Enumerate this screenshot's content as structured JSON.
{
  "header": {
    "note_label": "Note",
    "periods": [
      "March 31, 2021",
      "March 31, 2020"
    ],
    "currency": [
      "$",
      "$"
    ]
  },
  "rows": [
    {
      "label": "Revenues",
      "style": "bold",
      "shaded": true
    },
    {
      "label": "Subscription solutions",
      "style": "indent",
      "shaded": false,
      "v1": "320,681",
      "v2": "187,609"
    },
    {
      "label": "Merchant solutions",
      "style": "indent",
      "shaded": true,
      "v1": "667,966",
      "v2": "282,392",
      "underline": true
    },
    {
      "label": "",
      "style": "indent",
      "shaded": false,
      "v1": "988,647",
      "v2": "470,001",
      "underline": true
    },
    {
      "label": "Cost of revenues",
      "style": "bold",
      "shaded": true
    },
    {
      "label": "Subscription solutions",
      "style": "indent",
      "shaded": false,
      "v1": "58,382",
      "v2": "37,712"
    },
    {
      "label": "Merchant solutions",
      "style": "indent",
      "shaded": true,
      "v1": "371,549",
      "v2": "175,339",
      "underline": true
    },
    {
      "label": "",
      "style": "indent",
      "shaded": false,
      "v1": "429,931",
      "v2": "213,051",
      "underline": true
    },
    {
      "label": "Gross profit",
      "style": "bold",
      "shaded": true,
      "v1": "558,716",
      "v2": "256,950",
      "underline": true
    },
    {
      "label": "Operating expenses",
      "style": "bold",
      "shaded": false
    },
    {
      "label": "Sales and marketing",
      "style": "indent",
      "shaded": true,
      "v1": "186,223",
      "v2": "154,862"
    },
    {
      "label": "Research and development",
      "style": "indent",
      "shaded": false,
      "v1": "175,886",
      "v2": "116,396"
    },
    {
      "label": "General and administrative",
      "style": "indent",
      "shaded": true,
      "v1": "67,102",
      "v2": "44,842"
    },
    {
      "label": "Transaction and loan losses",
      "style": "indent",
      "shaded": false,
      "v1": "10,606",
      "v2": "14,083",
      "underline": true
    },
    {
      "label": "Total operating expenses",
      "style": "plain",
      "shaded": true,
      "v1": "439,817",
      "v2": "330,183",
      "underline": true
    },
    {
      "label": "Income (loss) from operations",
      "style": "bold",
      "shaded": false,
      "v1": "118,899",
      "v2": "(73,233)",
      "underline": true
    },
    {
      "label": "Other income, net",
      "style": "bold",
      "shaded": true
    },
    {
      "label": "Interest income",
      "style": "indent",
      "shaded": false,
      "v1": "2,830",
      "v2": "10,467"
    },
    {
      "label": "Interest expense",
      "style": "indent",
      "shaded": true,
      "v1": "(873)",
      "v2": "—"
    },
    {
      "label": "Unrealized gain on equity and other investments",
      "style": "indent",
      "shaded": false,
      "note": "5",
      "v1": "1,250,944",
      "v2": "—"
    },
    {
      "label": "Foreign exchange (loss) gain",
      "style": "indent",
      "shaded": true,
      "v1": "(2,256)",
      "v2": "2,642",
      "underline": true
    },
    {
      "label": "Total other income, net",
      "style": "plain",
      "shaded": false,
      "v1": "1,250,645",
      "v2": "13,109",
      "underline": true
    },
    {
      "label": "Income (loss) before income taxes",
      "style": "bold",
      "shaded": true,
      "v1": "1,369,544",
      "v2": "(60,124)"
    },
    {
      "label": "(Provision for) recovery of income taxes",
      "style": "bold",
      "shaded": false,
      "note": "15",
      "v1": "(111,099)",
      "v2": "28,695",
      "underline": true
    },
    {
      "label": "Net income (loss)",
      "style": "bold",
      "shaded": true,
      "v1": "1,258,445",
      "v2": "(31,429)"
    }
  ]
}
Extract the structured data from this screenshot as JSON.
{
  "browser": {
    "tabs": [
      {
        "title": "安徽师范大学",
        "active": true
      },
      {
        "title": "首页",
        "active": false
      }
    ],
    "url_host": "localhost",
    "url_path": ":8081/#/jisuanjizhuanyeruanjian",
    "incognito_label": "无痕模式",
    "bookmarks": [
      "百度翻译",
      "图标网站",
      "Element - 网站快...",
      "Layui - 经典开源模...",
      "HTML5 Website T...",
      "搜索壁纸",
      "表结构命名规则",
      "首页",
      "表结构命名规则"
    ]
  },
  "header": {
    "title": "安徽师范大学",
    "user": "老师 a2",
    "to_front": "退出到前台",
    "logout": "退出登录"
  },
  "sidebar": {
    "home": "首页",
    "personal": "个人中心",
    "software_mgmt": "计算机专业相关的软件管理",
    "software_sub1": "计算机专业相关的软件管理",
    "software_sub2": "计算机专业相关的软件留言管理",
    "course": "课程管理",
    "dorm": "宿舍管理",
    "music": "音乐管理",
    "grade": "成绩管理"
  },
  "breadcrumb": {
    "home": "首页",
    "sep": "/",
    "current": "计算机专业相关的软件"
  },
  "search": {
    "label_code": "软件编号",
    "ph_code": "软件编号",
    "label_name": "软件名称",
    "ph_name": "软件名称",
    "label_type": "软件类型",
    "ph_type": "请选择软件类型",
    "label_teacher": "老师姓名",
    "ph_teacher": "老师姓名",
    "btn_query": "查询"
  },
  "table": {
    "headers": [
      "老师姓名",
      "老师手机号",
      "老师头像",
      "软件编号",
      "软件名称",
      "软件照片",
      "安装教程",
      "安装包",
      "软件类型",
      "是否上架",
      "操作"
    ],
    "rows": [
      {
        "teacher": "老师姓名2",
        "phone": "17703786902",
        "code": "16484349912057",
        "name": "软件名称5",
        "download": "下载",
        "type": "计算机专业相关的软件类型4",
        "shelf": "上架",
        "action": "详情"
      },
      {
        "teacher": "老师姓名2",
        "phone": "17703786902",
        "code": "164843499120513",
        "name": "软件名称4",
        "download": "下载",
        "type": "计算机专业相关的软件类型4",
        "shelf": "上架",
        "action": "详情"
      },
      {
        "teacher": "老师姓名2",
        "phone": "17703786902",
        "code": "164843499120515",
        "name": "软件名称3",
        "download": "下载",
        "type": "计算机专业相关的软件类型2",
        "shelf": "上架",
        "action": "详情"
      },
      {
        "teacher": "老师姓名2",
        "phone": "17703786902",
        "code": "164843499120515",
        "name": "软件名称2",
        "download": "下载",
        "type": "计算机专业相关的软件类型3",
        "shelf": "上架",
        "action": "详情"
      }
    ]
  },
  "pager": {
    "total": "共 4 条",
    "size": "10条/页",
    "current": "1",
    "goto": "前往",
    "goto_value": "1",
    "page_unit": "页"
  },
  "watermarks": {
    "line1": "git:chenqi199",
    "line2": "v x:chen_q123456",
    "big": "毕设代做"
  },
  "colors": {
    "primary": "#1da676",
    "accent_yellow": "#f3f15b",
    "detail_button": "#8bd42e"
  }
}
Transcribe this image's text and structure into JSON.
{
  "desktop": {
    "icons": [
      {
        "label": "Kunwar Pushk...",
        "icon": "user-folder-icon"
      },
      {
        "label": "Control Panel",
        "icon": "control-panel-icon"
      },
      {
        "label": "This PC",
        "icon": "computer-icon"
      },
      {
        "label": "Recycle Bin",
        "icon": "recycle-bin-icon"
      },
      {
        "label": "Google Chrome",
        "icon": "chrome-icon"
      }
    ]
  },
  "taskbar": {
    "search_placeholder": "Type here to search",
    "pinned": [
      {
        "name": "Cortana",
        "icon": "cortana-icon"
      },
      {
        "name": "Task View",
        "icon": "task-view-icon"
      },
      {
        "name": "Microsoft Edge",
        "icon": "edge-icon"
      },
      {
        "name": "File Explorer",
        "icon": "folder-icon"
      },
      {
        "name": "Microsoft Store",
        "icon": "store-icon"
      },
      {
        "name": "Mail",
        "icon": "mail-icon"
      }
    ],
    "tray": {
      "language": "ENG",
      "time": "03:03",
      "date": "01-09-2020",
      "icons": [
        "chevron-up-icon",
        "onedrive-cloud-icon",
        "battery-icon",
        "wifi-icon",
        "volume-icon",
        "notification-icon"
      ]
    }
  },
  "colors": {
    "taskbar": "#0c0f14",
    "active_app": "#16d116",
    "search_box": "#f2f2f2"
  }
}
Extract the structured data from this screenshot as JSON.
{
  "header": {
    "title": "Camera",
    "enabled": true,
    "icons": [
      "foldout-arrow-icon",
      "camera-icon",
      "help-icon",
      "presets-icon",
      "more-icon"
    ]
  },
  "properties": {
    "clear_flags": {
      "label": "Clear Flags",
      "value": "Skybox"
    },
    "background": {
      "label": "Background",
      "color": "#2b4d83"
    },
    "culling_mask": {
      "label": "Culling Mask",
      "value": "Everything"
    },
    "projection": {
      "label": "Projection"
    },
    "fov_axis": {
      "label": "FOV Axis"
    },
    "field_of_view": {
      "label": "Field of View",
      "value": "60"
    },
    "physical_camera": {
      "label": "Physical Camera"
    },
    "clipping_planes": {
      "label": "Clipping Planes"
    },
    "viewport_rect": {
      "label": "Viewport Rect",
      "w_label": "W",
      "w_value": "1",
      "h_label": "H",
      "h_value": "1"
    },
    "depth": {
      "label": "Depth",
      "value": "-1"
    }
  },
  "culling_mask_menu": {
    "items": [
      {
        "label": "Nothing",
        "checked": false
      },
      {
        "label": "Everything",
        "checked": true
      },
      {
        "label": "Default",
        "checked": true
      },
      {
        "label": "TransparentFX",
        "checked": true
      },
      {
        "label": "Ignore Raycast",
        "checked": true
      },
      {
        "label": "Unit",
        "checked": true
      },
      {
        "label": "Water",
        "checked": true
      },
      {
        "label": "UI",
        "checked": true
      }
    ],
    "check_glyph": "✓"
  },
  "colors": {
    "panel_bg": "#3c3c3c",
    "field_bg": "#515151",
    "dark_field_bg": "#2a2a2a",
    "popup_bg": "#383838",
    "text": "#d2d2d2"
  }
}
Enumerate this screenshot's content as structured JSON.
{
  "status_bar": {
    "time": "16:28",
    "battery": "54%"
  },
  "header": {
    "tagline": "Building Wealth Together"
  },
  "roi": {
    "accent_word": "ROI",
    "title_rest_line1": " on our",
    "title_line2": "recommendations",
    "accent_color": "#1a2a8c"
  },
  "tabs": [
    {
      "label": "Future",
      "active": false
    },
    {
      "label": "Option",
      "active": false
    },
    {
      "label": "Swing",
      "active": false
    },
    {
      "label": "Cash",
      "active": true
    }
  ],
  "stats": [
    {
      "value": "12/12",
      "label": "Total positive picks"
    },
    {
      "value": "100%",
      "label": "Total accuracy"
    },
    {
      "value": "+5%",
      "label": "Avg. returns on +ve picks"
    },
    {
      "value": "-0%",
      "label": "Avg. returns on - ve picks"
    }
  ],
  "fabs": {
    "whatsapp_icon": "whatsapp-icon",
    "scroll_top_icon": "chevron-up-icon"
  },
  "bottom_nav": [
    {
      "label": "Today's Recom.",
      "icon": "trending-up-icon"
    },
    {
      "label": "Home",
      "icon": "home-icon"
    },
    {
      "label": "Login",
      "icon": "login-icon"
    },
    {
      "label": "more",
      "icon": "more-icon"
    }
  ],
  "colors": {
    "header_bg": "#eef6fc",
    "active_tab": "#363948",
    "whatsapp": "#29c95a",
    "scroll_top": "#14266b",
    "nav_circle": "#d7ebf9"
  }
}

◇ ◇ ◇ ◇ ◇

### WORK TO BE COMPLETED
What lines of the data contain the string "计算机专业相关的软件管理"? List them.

### WRITTEN SOLUTION
    "software_mgmt": "计算机专业相关的软件管理",
    "software_sub1": "计算机专业相关的软件管理",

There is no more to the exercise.